Variant BA.5 spreads quickly, can evade immunity from vaccines and natural infection, but causes less severe symptoms.
After several consecutive weeks of decline, the number of Covid-19 cases in many regions increased again, mainly due to the spread of Omicron’s subtype BA.5. The World Health Organization (WHO) has classified it as a “disturbing strain”, recommending that countries raise their vigilance.
On June 27, Professor Phan Trong Lan, Director of the Department of Preventive Medicine, Ministry of Health said that Vietnam also recorded BA.5 infections. Mr. Lan said that the invasion of new strains was warned in advance, is inevitable due to the opening of economic exchanges and the realization of the new normal.
BA.5 first appeared in South Africa in January, causing a relatively small wave in May and is waning. However, in Portugal, mutations are reported in 80% of new infections.

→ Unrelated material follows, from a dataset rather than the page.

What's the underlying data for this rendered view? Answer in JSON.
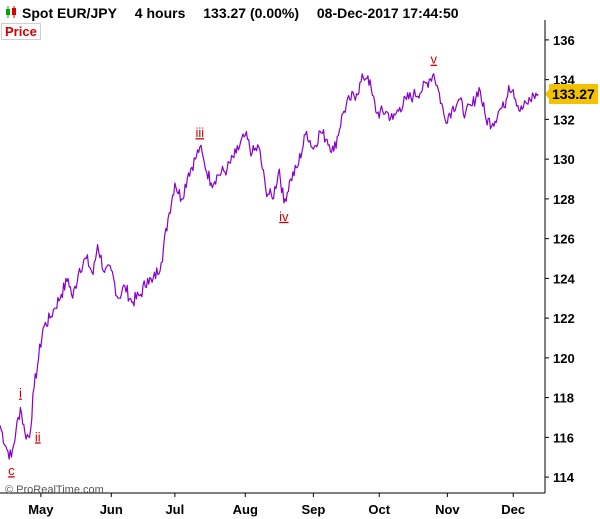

BA.5 also accounts for more than 21% of current cases in the US, according to estimates by the Centers for Disease Control and Prevention (CDC).
BA.5 is also available in Portugal, Germany, UK, Denmark, France, Austria, Belgium, Hong Kong, Australia, Canada, Israel, Norway, Pakistan, Spain and Switzerland.
The ability to evade immunity
BA.5 shares the same genetic origin with earlier Omicron strains. It possesses separate mutations, L452R and F486V in the spike protein, which helps the virus attach to the host effectively and evade the body’s immune response.
Paul Bieniasz, a professor at Rockefeller University, said BA.5 can cross the antibody barrier caused by vaccination or previous natural infection. To confirm this, scientists at Columbia University tested antibodies from people previously infected with Omicron with subtypes. They found they were effective against BA.1 and BA.2, but decreased their effectiveness several times before BA.5.
Scientists consider this to be part of a natural tendency in the evolution of viruses.
“Future strains will have many mutations that will allow them to evade the antibodies that people make after vaccination or disease,” said Professor Bieniasz.
Easy to spread but not necessarily cause severe symptoms
Experts say that BA.5 has a faster spread rate than the previous Omicron version. According to estimates by the US CDC, in the first week of May, two sub-variants appeared simultaneously, BA.5 and BA.4 accounted for about 1% of infections nationwide. By June 11, the infection rate had increased to 22%.
When compared across the same geographic region, Professor Trevor Bedford, Fred Hutch University’s Department of Public Health Sciences found that BA.2 had a growth rate of 0.05 per day, while BA.5 and BA.4 has rates of 0.09 and 0.14 per day, respectively.
“This suggests that BA.5 and BA.4 are more contagious (possibly due to the F486V mutation and other mutations in the genome). We speculate that BA.4 and BA.5 may increase more rapidly. BA.2 and BA.2.12.1”, said Professor Bedford.
However, BA.5 does not appear to cause dangerous symptoms. According to some experts, this is because the new strain spreads more effectively in the upper respiratory tract (nose and throat) than the lungs, causing fewer deaths than in the previous phase of the pandemic.
Experts have not yet concluded on the characteristic symptoms of BA.5. However, they believe that the symptoms of the patient will be similar to the previous strains of Covid-19, including stuffy nose, body aches, sore throat, sneezing, headache, cough, fatigue.
Impact on vaccines and treatments
Typically, a vaccine’s preventive effectiveness declines over time, meaning “nobody is completely protected against BA.5,” says virologist Alex Sigal, head of the Sigal Laboratory, Institute of Health Research. Africa, comments. People can still contract the virus despite being vaccinated, which will happen more often than in past strains.
New subtypes may also reduce the effectiveness of monoclonal antibody therapy. This therapy uses proteins from laboratory-generated Covid-19 antibodies. These proteins are usually based on the previous strain of nCoV.
“Most of those antibodies are outdated. Currently, only the drug from Eli Lilly has been developed specifically against Omicron. Still, other treatments such as the antiviral drug Paxlovid are still helping to reduce the risk. severe symptoms,” said Professor Bieniasz.
In addition, Assoc. Prof. Dr. Tran Dac Phu, former Director of the Department of Preventive Medicine (Ministry of Health), Senior Advisor of the Center for Emergency Response to Public Health Events, said that countries have experienced experience in epidemic prevention and control, the appearance of BA.5 is not a cause for concern.
“We need to properly assess the risk, to what extent it can be met. Avoid the phenomenon of underestimation, affecting the anti-epidemic results or vice versa, overestimating it, leading to a ban that affects the economy. , life,” said Mr. Phu, adding that people should go for booster shots as recommended.
Thuc Linh (Follow DW, Time, Medical News Today)